(Beginning of RECORDED DATA)
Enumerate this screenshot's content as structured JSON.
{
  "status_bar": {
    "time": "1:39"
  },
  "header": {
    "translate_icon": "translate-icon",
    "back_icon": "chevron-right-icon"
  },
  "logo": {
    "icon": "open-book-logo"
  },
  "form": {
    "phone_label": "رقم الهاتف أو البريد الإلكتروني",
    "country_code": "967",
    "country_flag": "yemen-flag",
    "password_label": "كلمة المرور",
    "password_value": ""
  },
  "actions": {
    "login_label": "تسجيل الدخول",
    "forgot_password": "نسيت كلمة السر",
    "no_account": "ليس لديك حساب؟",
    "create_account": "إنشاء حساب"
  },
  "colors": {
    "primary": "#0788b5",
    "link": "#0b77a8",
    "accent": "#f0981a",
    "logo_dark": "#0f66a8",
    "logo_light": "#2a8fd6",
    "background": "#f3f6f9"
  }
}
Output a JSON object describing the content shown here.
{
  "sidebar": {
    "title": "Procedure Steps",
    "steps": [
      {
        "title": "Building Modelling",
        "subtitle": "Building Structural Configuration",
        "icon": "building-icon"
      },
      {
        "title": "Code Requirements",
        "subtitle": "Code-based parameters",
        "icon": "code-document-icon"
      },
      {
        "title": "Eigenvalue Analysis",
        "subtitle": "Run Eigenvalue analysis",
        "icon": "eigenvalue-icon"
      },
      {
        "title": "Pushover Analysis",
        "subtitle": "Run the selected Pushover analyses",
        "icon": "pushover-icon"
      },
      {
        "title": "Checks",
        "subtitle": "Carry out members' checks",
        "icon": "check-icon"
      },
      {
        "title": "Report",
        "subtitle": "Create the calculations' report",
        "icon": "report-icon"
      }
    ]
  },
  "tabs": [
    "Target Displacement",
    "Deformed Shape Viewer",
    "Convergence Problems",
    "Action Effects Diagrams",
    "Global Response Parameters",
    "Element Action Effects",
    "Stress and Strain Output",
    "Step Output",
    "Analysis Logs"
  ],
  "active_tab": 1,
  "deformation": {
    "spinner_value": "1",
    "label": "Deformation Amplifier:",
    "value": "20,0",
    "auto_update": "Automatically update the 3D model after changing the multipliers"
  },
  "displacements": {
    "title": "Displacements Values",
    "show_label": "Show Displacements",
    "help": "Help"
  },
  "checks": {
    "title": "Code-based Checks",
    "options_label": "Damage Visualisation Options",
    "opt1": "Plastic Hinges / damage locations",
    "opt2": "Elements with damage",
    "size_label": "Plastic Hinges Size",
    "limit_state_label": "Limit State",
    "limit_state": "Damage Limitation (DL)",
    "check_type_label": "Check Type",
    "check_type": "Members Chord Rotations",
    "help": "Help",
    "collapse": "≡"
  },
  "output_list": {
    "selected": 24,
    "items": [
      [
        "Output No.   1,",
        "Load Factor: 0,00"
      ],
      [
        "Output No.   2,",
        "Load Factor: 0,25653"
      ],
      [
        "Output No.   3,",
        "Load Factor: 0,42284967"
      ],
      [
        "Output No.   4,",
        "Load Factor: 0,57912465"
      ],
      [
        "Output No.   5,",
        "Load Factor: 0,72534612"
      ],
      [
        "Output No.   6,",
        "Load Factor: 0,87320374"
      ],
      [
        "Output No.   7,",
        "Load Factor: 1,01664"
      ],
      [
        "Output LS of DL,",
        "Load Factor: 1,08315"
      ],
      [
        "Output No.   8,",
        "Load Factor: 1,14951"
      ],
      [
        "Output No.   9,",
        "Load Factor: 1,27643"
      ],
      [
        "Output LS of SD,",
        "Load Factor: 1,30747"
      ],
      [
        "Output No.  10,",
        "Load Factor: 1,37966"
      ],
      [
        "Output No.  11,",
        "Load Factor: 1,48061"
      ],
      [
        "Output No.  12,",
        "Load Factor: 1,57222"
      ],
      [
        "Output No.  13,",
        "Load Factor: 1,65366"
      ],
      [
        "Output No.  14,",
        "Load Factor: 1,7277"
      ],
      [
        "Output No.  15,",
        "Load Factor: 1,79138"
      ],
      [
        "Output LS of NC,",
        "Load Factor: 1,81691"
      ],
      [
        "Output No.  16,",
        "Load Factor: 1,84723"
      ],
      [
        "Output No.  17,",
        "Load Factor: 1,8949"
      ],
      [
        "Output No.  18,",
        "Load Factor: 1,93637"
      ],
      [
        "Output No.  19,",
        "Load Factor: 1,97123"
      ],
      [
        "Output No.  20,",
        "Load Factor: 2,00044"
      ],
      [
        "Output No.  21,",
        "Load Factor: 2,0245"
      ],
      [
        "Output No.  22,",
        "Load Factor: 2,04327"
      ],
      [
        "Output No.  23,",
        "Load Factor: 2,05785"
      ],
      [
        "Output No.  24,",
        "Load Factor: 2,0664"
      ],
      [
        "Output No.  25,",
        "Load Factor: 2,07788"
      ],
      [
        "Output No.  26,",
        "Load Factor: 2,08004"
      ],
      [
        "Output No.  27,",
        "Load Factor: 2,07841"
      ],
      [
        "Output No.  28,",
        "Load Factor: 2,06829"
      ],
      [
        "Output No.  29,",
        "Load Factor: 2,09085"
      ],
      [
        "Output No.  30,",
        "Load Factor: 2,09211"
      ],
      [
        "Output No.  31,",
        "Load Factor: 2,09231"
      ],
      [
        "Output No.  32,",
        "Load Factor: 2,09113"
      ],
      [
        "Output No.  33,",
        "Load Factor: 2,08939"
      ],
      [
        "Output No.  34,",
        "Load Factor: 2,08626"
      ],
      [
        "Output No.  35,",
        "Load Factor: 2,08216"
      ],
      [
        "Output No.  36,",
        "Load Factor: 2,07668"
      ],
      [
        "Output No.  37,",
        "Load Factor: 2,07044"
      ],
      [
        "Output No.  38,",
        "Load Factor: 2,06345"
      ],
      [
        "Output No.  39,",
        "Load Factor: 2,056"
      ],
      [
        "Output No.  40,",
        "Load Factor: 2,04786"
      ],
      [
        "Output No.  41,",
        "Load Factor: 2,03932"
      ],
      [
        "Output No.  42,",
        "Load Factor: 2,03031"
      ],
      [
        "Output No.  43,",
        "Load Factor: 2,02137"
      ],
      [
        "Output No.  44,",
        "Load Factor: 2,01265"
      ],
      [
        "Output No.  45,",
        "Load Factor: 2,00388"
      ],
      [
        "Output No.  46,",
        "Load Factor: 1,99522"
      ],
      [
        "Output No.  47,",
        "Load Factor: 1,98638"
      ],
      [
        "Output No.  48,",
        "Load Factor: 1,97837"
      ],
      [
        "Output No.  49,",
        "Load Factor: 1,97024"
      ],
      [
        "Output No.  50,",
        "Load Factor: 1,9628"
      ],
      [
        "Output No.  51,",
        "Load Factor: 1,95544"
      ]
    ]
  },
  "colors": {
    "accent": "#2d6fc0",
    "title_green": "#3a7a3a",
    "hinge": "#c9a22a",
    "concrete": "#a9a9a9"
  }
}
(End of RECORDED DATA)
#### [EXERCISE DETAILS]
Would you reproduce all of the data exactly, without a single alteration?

#### [RESULT]
Enumerate this screenshot's content as structured JSON.
{
  "status_bar": {
    "time": "1:39"
  },
  "header": {
    "translate_icon": "translate-icon",
    "back_icon": "chevron-right-icon"
  },
  "logo": {
    "icon": "open-book-logo"
  },
  "form": {
    "phone_label": "رقم الهاتف أو البريد الإلكتروني",
    "country_code": "967",
    "country_flag": "yemen-flag",
    "password_label": "كلمة المرور",
    "password_value": ""
  },
  "actions": {
    "login_label": "تسجيل الدخول",
    "forgot_password": "نسيت كلمة السر",
    "no_account": "ليس لديك حساب؟",
    "create_account": "إنشاء حساب"
  },
  "colors": {
    "primary": "#0788b5",
    "link": "#0b77a8",
    "accent": "#f0981a",
    "logo_dark": "#0f66a8",
    "logo_light": "#2a8fd6",
    "background": "#f3f6f9"
  }
}
Output a JSON object describing the content shown here.
{
  "sidebar": {
    "title": "Procedure Steps",
    "steps": [
      {
        "title": "Building Modelling",
        "subtitle": "Building Structural Configuration",
        "icon": "building-icon"
      },
      {
        "title": "Code Requirements",
        "subtitle": "Code-based parameters",
        "icon": "code-document-icon"
      },
      {
        "title": "Eigenvalue Analysis",
        "subtitle": "Run Eigenvalue analysis",
        "icon": "eigenvalue-icon"
      },
      {
        "title": "Pushover Analysis",
        "subtitle": "Run the selected Pushover analyses",
        "icon": "pushover-icon"
      },
      {
        "title": "Checks",
        "subtitle": "Carry out members' checks",
        "icon": "check-icon"
      },
      {
        "title": "Report",
        "subtitle": "Create the calculations' report",
        "icon": "report-icon"
      }
    ]
  },
  "tabs": [
    "Target Displacement",
    "Deformed Shape Viewer",
    "Convergence Problems",
    "Action Effects Diagrams",
    "Global Response Parameters",
    "Element Action Effects",
    "Stress and Strain Output",
    "Step Output",
    "Analysis Logs"
  ],
  "active_tab": 1,
  "deformation": {
    "spinner_value": "1",
    "label": "Deformation Amplifier:",
    "value": "20,0",
    "auto_update": "Automatically update the 3D model after changing the multipliers"
  },
  "displacements": {
    "title": "Displacements Values",
    "show_label": "Show Displacements",
    "help": "Help"
  },
  "checks": {
    "title": "Code-based Checks",
    "options_label": "Damage Visualisation Options",
    "opt1": "Plastic Hinges / damage locations",
    "opt2": "Elements with damage",
    "size_label": "Plastic Hinges Size",
    "limit_state_label": "Limit State",
    "limit_state": "Damage Limitation (DL)",
    "check_type_label": "Check Type",
    "check_type": "Members Chord Rotations",
    "help": "Help",
    "collapse": "≡"
  },
  "output_list": {
    "selected": 24,
    "items": [
      [
        "Output No.   1,",
        "Load Factor: 0,00"
      ],
      [
        "Output No.   2,",
        "Load Factor: 0,25653"
      ],
      [
        "Output No.   3,",
        "Load Factor: 0,42284967"
      ],
      [
        "Output No.   4,",
        "Load Factor: 0,57912465"
      ],
      [
        "Output No.   5,",
        "Load Factor: 0,72534612"
      ],
      [
        "Output No.   6,",
        "Load Factor: 0,87320374"
      ],
      [
        "Output No.   7,",
        "Load Factor: 1,01664"
      ],
      [
        "Output LS of DL,",
        "Load Factor: 1,08315"
      ],
      [
        "Output No.   8,",
        "Load Factor: 1,14951"
      ],
      [
        "Output No.   9,",
        "Load Factor: 1,27643"
      ],
      [
        "Output LS of SD,",
        "Load Factor: 1,30747"
      ],
      [
        "Output No.  10,",
        "Load Factor: 1,37966"
      ],
      [
        "Output No.  11,",
        "Load Factor: 1,48061"
      ],
      [
        "Output No.  12,",
        "Load Factor: 1,57222"
      ],
      [
        "Output No.  13,",
        "Load Factor: 1,65366"
      ],
      [
        "Output No.  14,",
        "Load Factor: 1,7277"
      ],
      [
        "Output No.  15,",
        "Load Factor: 1,79138"
      ],
      [
        "Output LS of NC,",
        "Load Factor: 1,81691"
      ],
      [
        "Output No.  16,",
        "Load Factor: 1,84723"
      ],
      [
        "Output No.  17,",
        "Load Factor: 1,8949"
      ],
      [
        "Output No.  18,",
        "Load Factor: 1,93637"
      ],
      [
        "Output No.  19,",
        "Load Factor: 1,97123"
      ],
      [
        "Output No.  20,",
        "Load Factor: 2,00044"
      ],
      [
        "Output No.  21,",
        "Load Factor: 2,0245"
      ],
      [
        "Output No.  22,",
        "Load Factor: 2,04327"
      ],
      [
        "Output No.  23,",
        "Load Factor: 2,05785"
      ],
      [
        "Output No.  24,",
        "Load Factor: 2,0664"
      ],
      [
        "Output No.  25,",
        "Load Factor: 2,07788"
      ],
      [
        "Output No.  26,",
        "Load Factor: 2,08004"
      ],
      [
        "Output No.  27,",
        "Load Factor: 2,07841"
      ],
      [
        "Output No.  28,",
        "Load Factor: 2,06829"
      ],
      [
        "Output No.  29,",
        "Load Factor: 2,09085"
      ],
      [
        "Output No.  30,",
        "Load Factor: 2,09211"
      ],
      [
        "Output No.  31,",
        "Load Factor: 2,09231"
      ],
      [
        "Output No.  32,",
        "Load Factor: 2,09113"
      ],
      [
        "Output No.  33,",
        "Load Factor: 2,08939"
      ],
      [
        "Output No.  34,",
        "Load Factor: 2,08626"
      ],
      [
        "Output No.  35,",
        "Load Factor: 2,08216"
      ],
      [
        "Output No.  36,",
        "Load Factor: 2,07668"
      ],
      [
        "Output No.  37,",
        "Load Factor: 2,07044"
      ],
      [
        "Output No.  38,",
        "Load Factor: 2,06345"
      ],
      [
        "Output No.  39,",
        "Load Factor: 2,056"
      ],
      [
        "Output No.  40,",
        "Load Factor: 2,04786"
      ],
      [
        "Output No.  41,",
        "Load Factor: 2,03932"
      ],
      [
        "Output No.  42,",
        "Load Factor: 2,03031"
      ],
      [
        "Output No.  43,",
        "Load Factor: 2,02137"
      ],
      [
        "Output No.  44,",
        "Load Factor: 2,01265"
      ],
      [
        "Output No.  45,",
        "Load Factor: 2,00388"
      ],
      [
        "Output No.  46,",
        "Load Factor: 1,99522"
      ],
      [
        "Output No.  47,",
        "Load Factor: 1,98638"
      ],
      [
        "Output No.  48,",
        "Load Factor: 1,97837"
      ],
      [
        "Output No.  49,",
        "Load Factor: 1,97024"
      ],
      [
        "Output No.  50,",
        "Load Factor: 1,9628"
      ],
      [
        "Output No.  51,",
        "Load Factor: 1,95544"
      ]
    ]
  },
  "colors": {
    "accent": "#2d6fc0",
    "title_green": "#3a7a3a",
    "hinge": "#c9a22a",
    "concrete": "#a9a9a9"
  }
}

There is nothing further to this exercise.